(SOURCE RECORDS begins)
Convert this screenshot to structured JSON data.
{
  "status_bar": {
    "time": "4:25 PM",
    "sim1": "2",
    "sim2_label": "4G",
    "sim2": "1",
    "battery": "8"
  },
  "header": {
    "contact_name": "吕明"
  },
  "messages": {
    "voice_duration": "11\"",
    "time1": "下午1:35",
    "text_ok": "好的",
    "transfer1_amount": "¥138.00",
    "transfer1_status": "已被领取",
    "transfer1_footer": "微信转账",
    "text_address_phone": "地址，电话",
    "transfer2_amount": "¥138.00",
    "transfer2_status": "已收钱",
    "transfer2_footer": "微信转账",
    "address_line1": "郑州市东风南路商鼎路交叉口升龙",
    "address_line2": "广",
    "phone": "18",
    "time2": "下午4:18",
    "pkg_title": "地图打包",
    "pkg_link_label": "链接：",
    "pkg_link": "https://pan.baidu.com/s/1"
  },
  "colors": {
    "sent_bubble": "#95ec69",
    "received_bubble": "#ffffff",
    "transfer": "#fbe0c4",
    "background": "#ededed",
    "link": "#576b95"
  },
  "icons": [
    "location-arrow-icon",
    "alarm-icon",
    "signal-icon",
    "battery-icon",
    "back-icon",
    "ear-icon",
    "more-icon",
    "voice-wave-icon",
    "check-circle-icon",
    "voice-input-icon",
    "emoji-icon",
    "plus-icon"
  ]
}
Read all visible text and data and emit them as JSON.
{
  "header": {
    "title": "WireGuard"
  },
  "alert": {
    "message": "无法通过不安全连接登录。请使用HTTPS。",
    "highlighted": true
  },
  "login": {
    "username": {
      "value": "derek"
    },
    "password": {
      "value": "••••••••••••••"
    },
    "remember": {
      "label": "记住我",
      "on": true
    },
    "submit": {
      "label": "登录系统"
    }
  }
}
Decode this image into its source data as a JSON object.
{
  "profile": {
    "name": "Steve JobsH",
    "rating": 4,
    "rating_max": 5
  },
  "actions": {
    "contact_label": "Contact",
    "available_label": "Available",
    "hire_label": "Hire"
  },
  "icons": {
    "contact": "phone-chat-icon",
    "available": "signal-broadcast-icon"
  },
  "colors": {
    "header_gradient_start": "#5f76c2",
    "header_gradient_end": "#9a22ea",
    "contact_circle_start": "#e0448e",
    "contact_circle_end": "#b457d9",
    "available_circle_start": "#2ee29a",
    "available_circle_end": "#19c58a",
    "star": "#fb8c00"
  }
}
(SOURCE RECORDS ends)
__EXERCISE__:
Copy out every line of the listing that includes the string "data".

__YOUR RESPONSE__:
Convert this screenshot to structured JSON data.
Read all visible text and data and emit them as JSON.
Decode this image into its source data as a JSON object.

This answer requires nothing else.